Exercise details —
Search the entries for the word "JSON" and pull out each line that has it.

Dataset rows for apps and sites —
=-=-=-=-=
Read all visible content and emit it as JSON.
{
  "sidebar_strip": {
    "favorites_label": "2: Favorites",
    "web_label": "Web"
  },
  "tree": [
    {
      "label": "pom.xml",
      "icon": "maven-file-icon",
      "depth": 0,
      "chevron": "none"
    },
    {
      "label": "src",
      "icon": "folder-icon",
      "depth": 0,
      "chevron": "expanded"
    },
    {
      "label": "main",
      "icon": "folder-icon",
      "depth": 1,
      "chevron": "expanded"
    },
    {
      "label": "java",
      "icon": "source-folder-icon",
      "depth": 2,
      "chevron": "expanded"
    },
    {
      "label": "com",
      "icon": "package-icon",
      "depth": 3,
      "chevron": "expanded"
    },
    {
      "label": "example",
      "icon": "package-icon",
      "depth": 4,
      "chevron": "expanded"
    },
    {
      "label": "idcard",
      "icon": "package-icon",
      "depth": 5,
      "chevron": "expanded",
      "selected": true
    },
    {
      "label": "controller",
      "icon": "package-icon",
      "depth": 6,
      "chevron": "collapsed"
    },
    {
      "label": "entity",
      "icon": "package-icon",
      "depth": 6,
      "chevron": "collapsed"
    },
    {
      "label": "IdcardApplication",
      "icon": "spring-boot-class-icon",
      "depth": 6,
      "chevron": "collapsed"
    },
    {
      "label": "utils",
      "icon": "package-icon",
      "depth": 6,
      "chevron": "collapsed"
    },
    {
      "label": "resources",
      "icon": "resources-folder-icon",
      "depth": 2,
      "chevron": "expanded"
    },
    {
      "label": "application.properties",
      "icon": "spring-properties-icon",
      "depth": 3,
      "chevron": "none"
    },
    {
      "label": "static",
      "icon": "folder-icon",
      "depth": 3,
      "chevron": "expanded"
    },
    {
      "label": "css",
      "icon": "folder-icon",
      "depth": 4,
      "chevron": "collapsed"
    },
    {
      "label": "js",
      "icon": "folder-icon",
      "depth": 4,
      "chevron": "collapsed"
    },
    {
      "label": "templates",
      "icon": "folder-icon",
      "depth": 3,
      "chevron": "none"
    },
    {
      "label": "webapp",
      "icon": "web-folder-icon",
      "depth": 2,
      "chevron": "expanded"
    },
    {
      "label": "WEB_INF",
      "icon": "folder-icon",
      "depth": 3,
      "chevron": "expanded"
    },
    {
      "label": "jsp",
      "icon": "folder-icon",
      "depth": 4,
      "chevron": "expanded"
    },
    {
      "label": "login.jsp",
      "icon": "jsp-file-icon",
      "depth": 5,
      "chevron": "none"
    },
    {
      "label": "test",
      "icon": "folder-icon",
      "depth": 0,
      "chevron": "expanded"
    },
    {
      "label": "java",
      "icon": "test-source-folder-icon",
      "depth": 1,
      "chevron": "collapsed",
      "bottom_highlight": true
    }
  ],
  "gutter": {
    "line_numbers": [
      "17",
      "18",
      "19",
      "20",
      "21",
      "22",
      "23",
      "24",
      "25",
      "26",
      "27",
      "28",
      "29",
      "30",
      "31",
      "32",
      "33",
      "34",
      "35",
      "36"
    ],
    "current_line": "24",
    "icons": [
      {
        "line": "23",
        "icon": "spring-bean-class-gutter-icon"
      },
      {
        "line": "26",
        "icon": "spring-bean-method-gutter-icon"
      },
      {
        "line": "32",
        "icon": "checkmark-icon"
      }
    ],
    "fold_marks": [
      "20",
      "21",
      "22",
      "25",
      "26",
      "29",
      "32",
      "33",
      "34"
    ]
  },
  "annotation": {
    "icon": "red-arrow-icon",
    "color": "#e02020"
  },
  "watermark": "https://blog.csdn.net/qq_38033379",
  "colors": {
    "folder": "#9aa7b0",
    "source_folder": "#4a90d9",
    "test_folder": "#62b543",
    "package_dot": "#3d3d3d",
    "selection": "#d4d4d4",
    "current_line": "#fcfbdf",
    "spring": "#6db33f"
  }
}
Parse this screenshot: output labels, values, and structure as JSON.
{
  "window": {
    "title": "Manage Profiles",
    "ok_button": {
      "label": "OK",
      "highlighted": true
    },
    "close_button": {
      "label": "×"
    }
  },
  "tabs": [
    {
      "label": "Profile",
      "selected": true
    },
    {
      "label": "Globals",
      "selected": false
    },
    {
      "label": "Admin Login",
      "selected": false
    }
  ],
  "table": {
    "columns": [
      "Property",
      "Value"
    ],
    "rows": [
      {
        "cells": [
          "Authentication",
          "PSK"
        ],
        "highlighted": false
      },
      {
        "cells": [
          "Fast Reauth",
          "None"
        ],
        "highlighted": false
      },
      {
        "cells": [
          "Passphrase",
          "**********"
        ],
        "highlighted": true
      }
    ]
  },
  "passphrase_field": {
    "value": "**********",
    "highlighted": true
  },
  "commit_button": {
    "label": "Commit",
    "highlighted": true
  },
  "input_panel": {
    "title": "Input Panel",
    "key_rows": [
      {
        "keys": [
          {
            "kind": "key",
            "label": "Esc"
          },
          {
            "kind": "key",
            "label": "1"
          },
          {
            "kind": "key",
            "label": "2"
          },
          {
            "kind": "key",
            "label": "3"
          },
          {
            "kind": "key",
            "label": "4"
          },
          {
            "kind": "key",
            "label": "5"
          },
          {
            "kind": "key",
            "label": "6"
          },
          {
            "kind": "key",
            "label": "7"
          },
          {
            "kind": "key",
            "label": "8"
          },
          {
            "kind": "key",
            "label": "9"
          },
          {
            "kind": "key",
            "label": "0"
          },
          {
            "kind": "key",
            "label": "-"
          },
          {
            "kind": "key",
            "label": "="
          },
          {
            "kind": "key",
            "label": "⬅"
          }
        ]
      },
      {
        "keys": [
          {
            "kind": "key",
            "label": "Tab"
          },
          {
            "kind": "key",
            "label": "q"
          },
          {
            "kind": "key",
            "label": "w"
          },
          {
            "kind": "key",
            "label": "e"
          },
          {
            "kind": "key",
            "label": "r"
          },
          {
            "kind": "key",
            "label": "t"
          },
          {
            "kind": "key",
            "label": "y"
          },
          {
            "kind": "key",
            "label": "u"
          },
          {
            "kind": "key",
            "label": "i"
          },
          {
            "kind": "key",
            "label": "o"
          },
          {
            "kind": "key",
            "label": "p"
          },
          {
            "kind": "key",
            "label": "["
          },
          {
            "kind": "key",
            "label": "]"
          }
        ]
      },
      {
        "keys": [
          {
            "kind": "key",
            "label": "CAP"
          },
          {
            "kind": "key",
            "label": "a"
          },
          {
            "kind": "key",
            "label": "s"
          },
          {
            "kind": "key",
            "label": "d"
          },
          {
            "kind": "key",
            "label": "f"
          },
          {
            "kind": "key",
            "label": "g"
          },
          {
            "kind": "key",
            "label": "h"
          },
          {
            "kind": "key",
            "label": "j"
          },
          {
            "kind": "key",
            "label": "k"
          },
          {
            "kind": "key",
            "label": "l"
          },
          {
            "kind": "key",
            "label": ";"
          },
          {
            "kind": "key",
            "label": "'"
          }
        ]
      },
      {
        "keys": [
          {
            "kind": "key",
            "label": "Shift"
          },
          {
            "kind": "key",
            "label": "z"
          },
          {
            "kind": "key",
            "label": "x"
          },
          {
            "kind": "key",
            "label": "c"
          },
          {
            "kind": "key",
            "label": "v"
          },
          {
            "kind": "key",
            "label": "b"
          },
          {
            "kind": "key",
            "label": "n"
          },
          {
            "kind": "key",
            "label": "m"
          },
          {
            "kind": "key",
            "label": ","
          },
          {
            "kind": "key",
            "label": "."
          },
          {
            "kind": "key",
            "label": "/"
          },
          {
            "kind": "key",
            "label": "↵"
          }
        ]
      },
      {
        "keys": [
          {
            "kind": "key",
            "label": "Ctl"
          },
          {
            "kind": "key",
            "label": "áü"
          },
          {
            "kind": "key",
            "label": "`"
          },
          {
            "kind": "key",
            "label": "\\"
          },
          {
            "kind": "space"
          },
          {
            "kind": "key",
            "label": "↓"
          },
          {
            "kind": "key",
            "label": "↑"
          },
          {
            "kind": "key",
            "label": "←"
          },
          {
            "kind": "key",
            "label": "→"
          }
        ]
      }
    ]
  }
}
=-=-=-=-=
Solution to this task —
Read all visible content and emit it as JSON.
Parse this screenshot: output labels, values, and structure as JSON.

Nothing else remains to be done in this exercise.